John Taylor, of Norton, claimed Cancer Research UK (CRUK) was not being “fair and reasonable” in making the race and other races across the UK women-only events and was also in breach of the Human Rights Act and Sex Discrimination Act.

But the Fundraising Standards Board disagreed, saying CRUK had been fair and reasonable in its efforts to provide events that catered for both men and women.

It also decided there was no breach of the requirement to comply with the law because the Equality and Human Rights Commission had told the charity that “no action was required in relation to this matter.”

Alistair McLean, board chief executive, said: “A charity must have the freedom to choose whatever fundraising activity it likes, in line with the objects of the charity and the cause that it supports, while at the same time being mindful of rules and regulations and the law of the land.”

He said this was a landmark case on FRSB’s position towards fundraising events catering for specific groups of society.

The Press has reported previously how Mr Taylor has been pressing CRUK to allow men to take part in its popular Race For Life, including the one on Knavesmire, since his eldest daughter died from cancer in 2001. He has said it would give males an opportunity to raise funds in memory of their loved ones.

He said today he still believed that CRUK was breaching Article 14 of The Human Rights Act, which gave people the right not to be discriminated against on any grounds.

He said: “Will the subject matter eventually be considered by a court of law?

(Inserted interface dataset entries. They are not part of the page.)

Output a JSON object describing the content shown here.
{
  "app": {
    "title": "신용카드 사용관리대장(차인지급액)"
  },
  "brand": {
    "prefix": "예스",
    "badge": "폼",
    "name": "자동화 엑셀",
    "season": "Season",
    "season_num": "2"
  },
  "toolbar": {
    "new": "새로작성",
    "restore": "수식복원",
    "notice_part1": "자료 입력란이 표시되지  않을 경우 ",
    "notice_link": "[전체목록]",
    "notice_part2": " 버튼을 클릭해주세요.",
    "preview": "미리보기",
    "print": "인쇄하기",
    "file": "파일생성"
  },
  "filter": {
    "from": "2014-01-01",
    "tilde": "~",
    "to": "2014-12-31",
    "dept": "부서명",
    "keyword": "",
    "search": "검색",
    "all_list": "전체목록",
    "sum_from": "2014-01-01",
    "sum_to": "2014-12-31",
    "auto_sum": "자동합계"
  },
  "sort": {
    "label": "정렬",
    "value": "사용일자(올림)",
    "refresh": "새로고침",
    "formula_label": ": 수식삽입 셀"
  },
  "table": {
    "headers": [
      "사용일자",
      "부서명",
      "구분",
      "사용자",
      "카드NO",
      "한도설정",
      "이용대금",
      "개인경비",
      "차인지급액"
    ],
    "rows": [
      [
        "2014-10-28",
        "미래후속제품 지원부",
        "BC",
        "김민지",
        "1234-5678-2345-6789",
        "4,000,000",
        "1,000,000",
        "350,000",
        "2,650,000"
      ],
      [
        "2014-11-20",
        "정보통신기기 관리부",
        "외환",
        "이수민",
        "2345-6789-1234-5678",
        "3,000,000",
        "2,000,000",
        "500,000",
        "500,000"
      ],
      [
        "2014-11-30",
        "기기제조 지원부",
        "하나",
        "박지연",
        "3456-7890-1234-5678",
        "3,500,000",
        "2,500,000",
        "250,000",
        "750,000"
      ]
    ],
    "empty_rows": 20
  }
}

That remains to be seen.”

Natasha Dickinson, head of Race for Life at Cancer Research UK, said: “Our research shows that our Race for Life supporters would strongly prefer to keep Race for Life a women-only event and give them the opportunity to come together at a non-competitive event with an atmosphere of ‘sisterhood’.